Koia nei te kōrero a Hua ki a Maikuku i tō rāua Tūtakitanga. “Na ōu rongo ahau i tae mai ai, i haere mai ahau ki a koe hei wahine māku.”
Ka kī atu a Maikuku ki ā ia. “I te mea kua noa ahau i a koe, kua rite tēnei ana ki tētahi rua te kino.”
Ka whakahokia atu a Hua, “E pai ana, e anganui ki te rā,” Nā, ka whakarērea e rāua tēnā ana.
Ka mutu ngā kōrero i konei. Nga Pouwhirinakitanga o te Tai Tokerau
"Te hā o te mokopuna"
This story relates to how the ‘rock’ was chosen by the NZRTLB Association
The rock is a symbol which nurtures the spirit of the NZRTLB Association of every tribe throughout Aotearoa.
The thinking around establishing a uniting symbol developed at a Pouwhirinakitanga Conference in Tai Tokerau. In that discussion RTLB expressed their opinions that a rock could be a symbol to strengthen and ‘hold on’ to the spirit of Nga Pouwhirinakitanaga.
From that conference, it was agreed that a rock be selected from an inlet in the region called Ruarangi in the Pei-o-Whairangi, near Waitangi.
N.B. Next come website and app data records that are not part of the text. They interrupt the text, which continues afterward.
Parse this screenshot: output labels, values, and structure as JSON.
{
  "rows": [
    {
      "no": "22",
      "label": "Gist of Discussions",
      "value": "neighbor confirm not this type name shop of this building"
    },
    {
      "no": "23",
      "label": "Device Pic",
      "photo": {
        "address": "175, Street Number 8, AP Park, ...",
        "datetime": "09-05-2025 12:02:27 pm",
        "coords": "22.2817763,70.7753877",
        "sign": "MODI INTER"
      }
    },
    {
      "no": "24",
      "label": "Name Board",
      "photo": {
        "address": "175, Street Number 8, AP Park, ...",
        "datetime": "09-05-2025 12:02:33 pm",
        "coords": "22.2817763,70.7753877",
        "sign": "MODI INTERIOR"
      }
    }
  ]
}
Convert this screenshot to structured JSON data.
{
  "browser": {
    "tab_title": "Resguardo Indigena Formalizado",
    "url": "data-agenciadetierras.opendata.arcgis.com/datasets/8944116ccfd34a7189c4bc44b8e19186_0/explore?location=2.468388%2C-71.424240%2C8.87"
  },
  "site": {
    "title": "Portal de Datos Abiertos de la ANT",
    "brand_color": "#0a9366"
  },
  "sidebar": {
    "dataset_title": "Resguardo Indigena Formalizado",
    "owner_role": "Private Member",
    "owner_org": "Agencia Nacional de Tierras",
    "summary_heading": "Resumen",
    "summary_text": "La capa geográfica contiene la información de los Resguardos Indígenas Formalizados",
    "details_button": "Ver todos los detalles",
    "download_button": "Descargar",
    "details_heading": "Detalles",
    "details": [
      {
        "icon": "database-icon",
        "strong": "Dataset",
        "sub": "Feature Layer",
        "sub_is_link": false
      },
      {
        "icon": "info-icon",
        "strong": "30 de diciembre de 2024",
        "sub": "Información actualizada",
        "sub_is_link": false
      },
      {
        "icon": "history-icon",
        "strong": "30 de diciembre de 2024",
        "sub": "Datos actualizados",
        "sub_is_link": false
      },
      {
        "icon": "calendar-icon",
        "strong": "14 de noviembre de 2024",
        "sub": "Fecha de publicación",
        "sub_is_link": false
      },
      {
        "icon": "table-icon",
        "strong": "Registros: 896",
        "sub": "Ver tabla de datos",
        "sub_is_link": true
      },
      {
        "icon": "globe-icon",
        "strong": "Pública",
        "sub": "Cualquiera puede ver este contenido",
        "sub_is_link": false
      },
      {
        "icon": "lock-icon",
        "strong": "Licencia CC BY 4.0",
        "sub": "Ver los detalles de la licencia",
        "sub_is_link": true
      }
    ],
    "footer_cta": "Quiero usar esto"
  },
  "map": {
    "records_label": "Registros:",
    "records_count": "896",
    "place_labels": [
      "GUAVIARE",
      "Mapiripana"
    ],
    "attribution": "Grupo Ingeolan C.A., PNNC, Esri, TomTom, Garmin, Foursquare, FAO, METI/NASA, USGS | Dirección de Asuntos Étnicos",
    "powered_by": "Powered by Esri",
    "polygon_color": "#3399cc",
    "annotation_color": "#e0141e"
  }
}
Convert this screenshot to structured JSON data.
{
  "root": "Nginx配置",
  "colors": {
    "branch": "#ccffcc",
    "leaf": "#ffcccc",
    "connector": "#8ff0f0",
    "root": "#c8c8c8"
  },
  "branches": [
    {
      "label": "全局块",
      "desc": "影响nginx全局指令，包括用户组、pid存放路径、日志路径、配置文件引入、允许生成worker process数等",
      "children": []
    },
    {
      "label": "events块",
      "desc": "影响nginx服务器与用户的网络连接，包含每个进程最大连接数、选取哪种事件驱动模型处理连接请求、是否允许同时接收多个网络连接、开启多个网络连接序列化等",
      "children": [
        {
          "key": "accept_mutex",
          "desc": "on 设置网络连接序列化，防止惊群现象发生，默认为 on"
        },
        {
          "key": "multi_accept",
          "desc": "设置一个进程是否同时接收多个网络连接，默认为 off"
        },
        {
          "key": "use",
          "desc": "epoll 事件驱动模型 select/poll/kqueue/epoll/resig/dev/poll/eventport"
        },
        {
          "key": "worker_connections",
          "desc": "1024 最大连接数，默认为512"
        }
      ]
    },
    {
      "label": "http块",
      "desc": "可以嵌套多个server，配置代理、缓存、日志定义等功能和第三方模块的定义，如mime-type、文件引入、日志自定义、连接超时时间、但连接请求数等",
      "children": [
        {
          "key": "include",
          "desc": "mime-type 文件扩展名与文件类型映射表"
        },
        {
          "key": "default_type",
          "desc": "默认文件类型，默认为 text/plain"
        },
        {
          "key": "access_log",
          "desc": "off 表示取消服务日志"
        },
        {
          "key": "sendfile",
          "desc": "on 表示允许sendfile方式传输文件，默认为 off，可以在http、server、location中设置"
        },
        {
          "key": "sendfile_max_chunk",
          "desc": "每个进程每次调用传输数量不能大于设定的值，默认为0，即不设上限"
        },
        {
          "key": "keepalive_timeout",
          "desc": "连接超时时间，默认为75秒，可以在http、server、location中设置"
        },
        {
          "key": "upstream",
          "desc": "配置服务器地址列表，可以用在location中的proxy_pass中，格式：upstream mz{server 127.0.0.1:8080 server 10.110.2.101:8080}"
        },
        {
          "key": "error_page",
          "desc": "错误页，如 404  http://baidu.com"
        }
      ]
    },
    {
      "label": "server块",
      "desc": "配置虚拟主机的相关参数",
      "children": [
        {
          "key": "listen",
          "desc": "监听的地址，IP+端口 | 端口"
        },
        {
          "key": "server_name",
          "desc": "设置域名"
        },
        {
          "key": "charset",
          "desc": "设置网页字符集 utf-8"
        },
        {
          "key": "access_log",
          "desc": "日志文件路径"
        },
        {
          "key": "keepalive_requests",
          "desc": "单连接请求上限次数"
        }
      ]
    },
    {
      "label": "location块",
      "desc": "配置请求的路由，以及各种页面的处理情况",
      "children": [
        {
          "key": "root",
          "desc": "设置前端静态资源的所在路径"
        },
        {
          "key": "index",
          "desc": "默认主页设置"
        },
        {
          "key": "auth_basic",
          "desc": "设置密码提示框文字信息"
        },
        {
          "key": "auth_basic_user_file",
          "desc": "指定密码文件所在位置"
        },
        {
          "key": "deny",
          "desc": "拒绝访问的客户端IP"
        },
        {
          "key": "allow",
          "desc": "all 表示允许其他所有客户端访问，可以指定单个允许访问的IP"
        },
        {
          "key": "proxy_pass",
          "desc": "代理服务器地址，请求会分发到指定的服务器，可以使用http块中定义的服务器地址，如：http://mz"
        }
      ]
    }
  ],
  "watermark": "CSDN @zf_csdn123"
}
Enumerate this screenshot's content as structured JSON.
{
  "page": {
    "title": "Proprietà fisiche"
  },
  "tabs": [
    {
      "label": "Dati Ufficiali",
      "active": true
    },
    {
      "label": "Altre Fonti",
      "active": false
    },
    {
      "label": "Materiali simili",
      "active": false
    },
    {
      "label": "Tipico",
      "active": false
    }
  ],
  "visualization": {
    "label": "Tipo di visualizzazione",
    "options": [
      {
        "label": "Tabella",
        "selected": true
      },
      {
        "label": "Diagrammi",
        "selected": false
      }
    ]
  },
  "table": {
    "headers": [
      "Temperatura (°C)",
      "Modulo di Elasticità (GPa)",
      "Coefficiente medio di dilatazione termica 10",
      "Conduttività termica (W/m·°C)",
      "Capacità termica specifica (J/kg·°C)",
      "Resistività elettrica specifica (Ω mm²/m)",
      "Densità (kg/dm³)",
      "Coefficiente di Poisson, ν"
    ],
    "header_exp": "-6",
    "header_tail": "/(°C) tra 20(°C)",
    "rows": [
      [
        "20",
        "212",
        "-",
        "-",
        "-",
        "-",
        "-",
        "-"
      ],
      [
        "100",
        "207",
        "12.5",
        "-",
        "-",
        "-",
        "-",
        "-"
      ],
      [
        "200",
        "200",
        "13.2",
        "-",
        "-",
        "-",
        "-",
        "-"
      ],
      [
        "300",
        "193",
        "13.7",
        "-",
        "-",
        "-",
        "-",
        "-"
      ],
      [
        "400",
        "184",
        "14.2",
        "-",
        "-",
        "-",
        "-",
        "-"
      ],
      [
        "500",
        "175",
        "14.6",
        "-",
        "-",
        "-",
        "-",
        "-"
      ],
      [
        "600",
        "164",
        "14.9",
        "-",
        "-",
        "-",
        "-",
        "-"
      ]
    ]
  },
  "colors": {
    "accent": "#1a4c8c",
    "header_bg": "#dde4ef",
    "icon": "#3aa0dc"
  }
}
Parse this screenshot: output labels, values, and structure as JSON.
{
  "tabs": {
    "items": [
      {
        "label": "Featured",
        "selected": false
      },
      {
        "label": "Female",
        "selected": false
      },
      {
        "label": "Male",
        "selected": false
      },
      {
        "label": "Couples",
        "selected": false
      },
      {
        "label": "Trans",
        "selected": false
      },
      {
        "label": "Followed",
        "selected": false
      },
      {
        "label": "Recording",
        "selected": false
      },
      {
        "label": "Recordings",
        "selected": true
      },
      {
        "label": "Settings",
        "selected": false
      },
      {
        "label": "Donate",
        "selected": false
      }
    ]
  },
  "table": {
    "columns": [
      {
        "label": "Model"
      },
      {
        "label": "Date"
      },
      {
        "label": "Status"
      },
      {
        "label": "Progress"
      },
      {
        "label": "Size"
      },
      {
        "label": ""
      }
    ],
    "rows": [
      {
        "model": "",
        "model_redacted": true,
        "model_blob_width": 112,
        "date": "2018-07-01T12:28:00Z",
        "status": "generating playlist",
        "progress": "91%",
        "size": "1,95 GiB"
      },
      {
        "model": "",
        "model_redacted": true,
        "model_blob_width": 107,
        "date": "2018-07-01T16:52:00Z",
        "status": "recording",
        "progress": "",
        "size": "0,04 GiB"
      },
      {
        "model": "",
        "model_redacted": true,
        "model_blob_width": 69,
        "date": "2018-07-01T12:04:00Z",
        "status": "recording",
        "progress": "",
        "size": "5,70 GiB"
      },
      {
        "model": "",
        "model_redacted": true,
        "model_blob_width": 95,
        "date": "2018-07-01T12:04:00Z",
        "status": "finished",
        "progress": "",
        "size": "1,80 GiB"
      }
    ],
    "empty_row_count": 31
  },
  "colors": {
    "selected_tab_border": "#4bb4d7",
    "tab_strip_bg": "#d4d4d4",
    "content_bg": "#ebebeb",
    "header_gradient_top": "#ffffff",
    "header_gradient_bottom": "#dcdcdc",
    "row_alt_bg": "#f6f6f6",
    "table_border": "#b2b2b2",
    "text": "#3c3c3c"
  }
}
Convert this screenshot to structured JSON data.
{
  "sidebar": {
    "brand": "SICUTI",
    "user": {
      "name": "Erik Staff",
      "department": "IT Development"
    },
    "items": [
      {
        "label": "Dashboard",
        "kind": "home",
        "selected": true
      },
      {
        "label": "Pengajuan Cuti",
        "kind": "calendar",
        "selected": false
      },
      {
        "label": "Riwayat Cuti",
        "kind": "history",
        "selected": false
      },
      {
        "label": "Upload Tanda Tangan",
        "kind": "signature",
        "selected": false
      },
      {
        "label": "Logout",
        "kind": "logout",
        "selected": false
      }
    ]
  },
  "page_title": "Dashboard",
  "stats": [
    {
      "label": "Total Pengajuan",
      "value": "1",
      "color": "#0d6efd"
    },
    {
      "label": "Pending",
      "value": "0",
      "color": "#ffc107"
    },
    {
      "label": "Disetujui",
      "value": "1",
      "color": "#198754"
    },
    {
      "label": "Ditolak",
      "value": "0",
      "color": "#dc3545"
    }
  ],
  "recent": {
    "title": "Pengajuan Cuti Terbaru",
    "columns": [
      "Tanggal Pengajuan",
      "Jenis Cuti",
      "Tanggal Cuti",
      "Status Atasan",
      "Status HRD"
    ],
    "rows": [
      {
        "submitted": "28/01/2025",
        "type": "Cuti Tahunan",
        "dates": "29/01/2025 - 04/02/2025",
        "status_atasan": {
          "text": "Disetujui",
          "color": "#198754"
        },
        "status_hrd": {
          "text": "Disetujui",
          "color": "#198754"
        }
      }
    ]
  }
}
It is a well-known bay in the area of Ngai Rahiri. The RTLB then selected this rock from an inlet called Ruarangi close to Waitangi. It Is a well-known bay in which a cave is located, in the land of Ngati Rahiri.
According to the story, that cave got its name from a woman called Maikuku – Te Ana o Maikuku. That woman was well known and was a descendant of Tahuhu-nui-o-rangi a famous chief from Ngapuhi. As the woman grew up her parents selected her as a child who was ‘blessed’ – a child who was special to her people. A restriction (a tapu) was placed on her and she had to remain in the cave of Ruarangi.
She lived in the cave for many years under the restrictions. As she grew news went around about her beauty and fame. It was heard by a chief of Taratara from Whangaroa and he wanted to meet her. He travelled by sea and arrived at the mouth of Tokerau. While he was thinking and planning of how he could meet this woman, a taniwha became aware of this and the water became rough. Tarata heard the roaring of the water. Throughout his journey he recited prayers up until he arrived at the cave.
These are the words that Hua said to Maikuku on their first meeting. “The reason I came here is because of what I have heard about you. You are the woman for me”.
Maikuku replied, “Because you have made me like a common woman the tapu has been lifted. You have removed the restrictions on me. This cave is now likened to a cave that is a bad omen.”
Hua replied to her, “That it is good and he told her to face directly into the sun”. Then they both fled from the cave.
That is the end of the story. Nga Pouwhirinakitanga o te Tai Tokerau.